Sunday, June 12, 2016

My Gratitude list

Most of us are grateful for many things in our life. Here are 20 of mine right off the top of my head. I'm sure you can think of many more as you consider the meaning of your life and how all these things helped you to heal from your grief.

I’m grateful for my life and that I have lived for many more years than I ever dreamed I would.

I’m grateful for giving birth to my daughter Marcy. Even though she is no longer here, I can’t imagine what my life would have been like without her.

I’m grateful that Marcy taught me to be more patient, more understanding and more loving.

I’m grateful I learned how to move on from my loss to make everyday meaningful.

I’m grateful I learned how precious life can be for everyone.

I’m grateful for a loving husband who understands my needs and tries hard to fulfill them.

I’m grateful so many people understand my loss and don’t tell me “to get over it.” They say that they can’t imagine such a loss. They are right. It is incomprehensible to lose a child.

I’m grateful that I have so many wonderful memories of both my daughter and my life in general.

I’m grateful for having so many friends to share thoughts with.

I’m grateful for my step-grandson and my three godchildren.

I’m grateful to live in a beautiful city with wonderful weather year round to enjoy.

I’m grateful for good health.

I’m grateful I can dance, love music and can play the piano.

I’m grateful for people’s sense of humor during rough times.

I’m grateful that I can help others through their loss by my books and speaking engagements.

I’m grateful that I can write and express myself on different levels.

I’m grateful that I can afford to travel and see the world.

I’m grateful that I have learned of different cultures and ways of life of so many.

I’m grateful that I live in a land that allows me the freedom to be myself.

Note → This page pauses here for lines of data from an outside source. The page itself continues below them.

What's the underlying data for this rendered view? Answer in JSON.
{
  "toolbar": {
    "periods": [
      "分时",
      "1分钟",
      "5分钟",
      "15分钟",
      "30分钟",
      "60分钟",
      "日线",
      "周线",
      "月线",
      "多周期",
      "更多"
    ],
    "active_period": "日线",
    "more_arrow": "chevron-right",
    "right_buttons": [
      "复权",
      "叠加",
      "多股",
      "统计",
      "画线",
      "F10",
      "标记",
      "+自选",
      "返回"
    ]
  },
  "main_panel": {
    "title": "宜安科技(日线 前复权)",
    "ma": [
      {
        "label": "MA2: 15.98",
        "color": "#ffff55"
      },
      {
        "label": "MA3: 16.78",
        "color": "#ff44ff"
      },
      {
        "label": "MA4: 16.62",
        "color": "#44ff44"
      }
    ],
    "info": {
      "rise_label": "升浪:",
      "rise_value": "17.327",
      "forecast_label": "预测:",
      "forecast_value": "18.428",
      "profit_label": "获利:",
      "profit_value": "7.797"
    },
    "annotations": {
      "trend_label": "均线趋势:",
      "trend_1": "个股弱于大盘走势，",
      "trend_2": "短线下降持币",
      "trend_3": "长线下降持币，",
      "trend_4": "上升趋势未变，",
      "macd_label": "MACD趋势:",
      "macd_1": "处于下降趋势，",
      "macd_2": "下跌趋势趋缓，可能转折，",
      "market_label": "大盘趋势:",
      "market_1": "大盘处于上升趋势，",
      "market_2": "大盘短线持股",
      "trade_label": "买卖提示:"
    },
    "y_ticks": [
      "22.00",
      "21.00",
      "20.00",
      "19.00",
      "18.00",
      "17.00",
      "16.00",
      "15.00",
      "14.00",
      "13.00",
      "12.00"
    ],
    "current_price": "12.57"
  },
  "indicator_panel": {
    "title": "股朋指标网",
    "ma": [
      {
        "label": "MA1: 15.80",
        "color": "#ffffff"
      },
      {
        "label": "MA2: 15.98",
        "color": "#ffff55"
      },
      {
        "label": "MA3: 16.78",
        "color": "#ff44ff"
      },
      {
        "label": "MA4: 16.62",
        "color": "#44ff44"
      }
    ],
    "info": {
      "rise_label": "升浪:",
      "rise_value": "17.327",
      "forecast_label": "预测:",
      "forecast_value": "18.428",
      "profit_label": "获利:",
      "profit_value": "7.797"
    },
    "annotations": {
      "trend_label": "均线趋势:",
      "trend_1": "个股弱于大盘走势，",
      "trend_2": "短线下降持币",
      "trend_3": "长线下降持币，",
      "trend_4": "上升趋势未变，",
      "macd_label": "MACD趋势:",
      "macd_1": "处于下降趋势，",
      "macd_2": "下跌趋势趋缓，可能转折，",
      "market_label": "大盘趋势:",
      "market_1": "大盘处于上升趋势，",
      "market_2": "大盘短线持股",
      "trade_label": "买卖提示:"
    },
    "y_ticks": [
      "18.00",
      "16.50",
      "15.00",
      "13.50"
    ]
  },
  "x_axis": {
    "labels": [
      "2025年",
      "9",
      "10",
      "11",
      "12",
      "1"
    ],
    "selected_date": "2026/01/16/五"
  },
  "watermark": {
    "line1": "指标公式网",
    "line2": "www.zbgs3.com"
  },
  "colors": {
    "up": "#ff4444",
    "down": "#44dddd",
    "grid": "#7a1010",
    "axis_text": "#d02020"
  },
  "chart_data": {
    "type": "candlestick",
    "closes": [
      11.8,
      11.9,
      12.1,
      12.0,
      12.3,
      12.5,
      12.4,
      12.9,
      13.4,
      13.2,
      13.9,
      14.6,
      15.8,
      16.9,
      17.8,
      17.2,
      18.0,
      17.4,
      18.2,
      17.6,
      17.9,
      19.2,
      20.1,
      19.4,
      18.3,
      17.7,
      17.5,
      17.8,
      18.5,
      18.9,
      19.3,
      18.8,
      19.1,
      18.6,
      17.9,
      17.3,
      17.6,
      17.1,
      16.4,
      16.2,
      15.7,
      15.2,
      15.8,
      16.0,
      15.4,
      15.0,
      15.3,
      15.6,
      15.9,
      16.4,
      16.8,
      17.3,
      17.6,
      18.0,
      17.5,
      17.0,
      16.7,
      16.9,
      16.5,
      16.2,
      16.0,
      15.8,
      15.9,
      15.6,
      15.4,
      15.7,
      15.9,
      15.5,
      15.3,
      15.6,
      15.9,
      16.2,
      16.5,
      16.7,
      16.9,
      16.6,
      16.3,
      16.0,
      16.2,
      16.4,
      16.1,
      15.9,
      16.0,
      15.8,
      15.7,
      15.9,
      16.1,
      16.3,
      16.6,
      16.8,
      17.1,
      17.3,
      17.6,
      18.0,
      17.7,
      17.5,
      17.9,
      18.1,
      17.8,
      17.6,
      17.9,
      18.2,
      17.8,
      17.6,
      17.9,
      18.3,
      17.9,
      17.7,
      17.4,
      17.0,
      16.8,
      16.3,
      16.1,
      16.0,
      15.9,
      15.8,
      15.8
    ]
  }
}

I’m so grateful that my blog resonates with you and so many others.

Keep your list going and add new entries for your gratitude list day after day.